[The data Boundary: Start]

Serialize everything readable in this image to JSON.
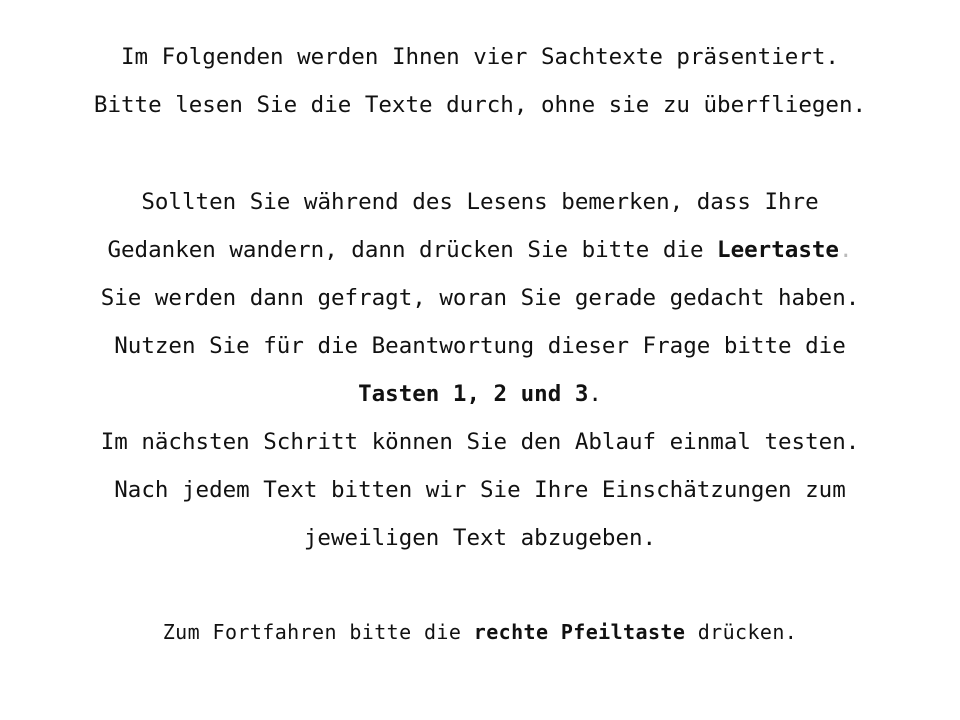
{
  "intro": {
    "line1": "Im Folgenden werden Ihnen vier Sachtexte präsentiert.",
    "line2": "Bitte lesen Sie die Texte durch, ohne sie zu überfliegen."
  },
  "instructions": {
    "line3": "Sollten Sie während des Lesens bemerken, dass Ihre",
    "line4_prefix": "Gedanken wandern, dann drücken Sie bitte die ",
    "line4_key": "Leertaste",
    "line4_period": ".",
    "line5": "Sie werden dann gefragt, woran Sie gerade gedacht haben.",
    "line6": "Nutzen Sie für die Beantwortung dieser Frage bitte die",
    "line7_keys": "Tasten 1, 2 und 3",
    "line7_period": ".",
    "line8": "Im nächsten Schritt können Sie den Ablauf einmal testen.",
    "line9": "Nach jedem Text bitten wir Sie Ihre Einschätzungen zum",
    "line10": "jeweiligen Text abzugeben."
  },
  "footer": {
    "prefix": "Zum Fortfahren bitte die ",
    "key": "rechte Pfeiltaste",
    "suffix": " drücken."
  }
}
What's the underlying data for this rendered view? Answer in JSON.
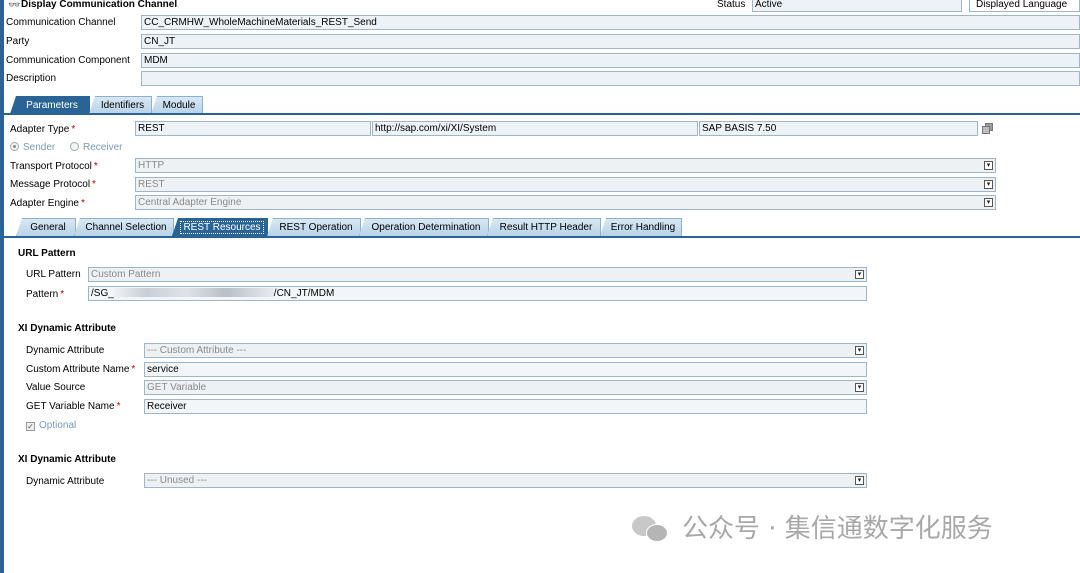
{
  "header": {
    "title": "Display Communication Channel",
    "status_label": "Status",
    "status_value": "Active",
    "displayed_language_label": "Displayed Language"
  },
  "object": {
    "channel_label": "Communication Channel",
    "channel_value": "CC_CRMHW_WholeMachineMaterials_REST_Send",
    "party_label": "Party",
    "party_value": "CN_JT",
    "component_label": "Communication Component",
    "component_value": "MDM",
    "description_label": "Description",
    "description_value": ""
  },
  "top_tabs": [
    "Parameters",
    "Identifiers",
    "Module"
  ],
  "adapter": {
    "type_label": "Adapter Type",
    "type_value": "REST",
    "namespace_value": "http://sap.com/xi/XI/System",
    "release_value": "SAP BASIS 7.50",
    "sender_label": "Sender",
    "receiver_label": "Receiver",
    "transport_label": "Transport Protocol",
    "transport_value": "HTTP",
    "message_label": "Message Protocol",
    "message_value": "REST",
    "engine_label": "Adapter Engine",
    "engine_value": "Central Adapter Engine"
  },
  "sub_tabs": [
    "General",
    "Channel Selection",
    "REST Resources",
    "REST Operation",
    "Operation Determination",
    "Result HTTP Header",
    "Error Handling"
  ],
  "url_pattern": {
    "section_title": "URL Pattern",
    "url_pattern_label": "URL Pattern",
    "url_pattern_value": "Custom Pattern",
    "pattern_label": "Pattern",
    "pattern_value_start": "/SG_",
    "pattern_value_end": "/CN_JT/MDM"
  },
  "dyn1": {
    "section_title": "XI Dynamic Attribute",
    "attr_label": "Dynamic Attribute",
    "attr_value": "--- Custom Attribute ---",
    "custom_name_label": "Custom Attribute Name",
    "custom_name_value": "service",
    "value_source_label": "Value Source",
    "value_source_value": "GET Variable",
    "get_var_label": "GET Variable Name",
    "get_var_value": "Receiver",
    "optional_label": "Optional"
  },
  "dyn2": {
    "section_title": "XI Dynamic Attribute",
    "attr_label": "Dynamic Attribute",
    "attr_value": "--- Unused ---"
  },
  "watermark": {
    "text": "公众号 · 集信通数字化服务"
  }
}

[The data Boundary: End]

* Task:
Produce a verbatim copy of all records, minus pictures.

* Solution below:
Serialize everything readable in this image to JSON.
{
  "intro": {
    "line1": "Im Folgenden werden Ihnen vier Sachtexte präsentiert.",
    "line2": "Bitte lesen Sie die Texte durch, ohne sie zu überfliegen."
  },
  "instructions": {
    "line3": "Sollten Sie während des Lesens bemerken, dass Ihre",
    "line4_prefix": "Gedanken wandern, dann drücken Sie bitte die ",
    "line4_key": "Leertaste",
    "line4_period": ".",
    "line5": "Sie werden dann gefragt, woran Sie gerade gedacht haben.",
    "line6": "Nutzen Sie für die Beantwortung dieser Frage bitte die",
    "line7_keys": "Tasten 1, 2 und 3",
    "line7_period": ".",
    "line8": "Im nächsten Schritt können Sie den Ablauf einmal testen.",
    "line9": "Nach jedem Text bitten wir Sie Ihre Einschätzungen zum",
    "line10": "jeweiligen Text abzugeben."
  },
  "footer": {
    "prefix": "Zum Fortfahren bitte die ",
    "key": "rechte Pfeiltaste",
    "suffix": " drücken."
  }
}
What's the underlying data for this rendered view? Answer in JSON.
{
  "header": {
    "title": "Display Communication Channel",
    "status_label": "Status",
    "status_value": "Active",
    "displayed_language_label": "Displayed Language"
  },
  "object": {
    "channel_label": "Communication Channel",
    "channel_value": "CC_CRMHW_WholeMachineMaterials_REST_Send",
    "party_label": "Party",
    "party_value": "CN_JT",
    "component_label": "Communication Component",
    "component_value": "MDM",
    "description_label": "Description",
    "description_value": ""
  },
  "top_tabs": [
    "Parameters",
    "Identifiers",
    "Module"
  ],
  "adapter": {
    "type_label": "Adapter Type",
    "type_value": "REST",
    "namespace_value": "http://sap.com/xi/XI/System",
    "release_value": "SAP BASIS 7.50",
    "sender_label": "Sender",
    "receiver_label": "Receiver",
    "transport_label": "Transport Protocol",
    "transport_value": "HTTP",
    "message_label": "Message Protocol",
    "message_value": "REST",
    "engine_label": "Adapter Engine",
    "engine_value": "Central Adapter Engine"
  },
  "sub_tabs": [
    "General",
    "Channel Selection",
    "REST Resources",
    "REST Operation",
    "Operation Determination",
    "Result HTTP Header",
    "Error Handling"
  ],
  "url_pattern": {
    "section_title": "URL Pattern",
    "url_pattern_label": "URL Pattern",
    "url_pattern_value": "Custom Pattern",
    "pattern_label": "Pattern",
    "pattern_value_start": "/SG_",
    "pattern_value_end": "/CN_JT/MDM"
  },
  "dyn1": {
    "section_title": "XI Dynamic Attribute",
    "attr_label": "Dynamic Attribute",
    "attr_value": "--- Custom Attribute ---",
    "custom_name_label": "Custom Attribute Name",
    "custom_name_value": "service",
    "value_source_label": "Value Source",
    "value_source_value": "GET Variable",
    "get_var_label": "GET Variable Name",
    "get_var_value": "Receiver",
    "optional_label": "Optional"
  },
  "dyn2": {
    "section_title": "XI Dynamic Attribute",
    "attr_label": "Dynamic Attribute",
    "attr_value": "--- Unused ---"
  },
  "watermark": {
    "text": "公众号 · 集信通数字化服务"
  }
}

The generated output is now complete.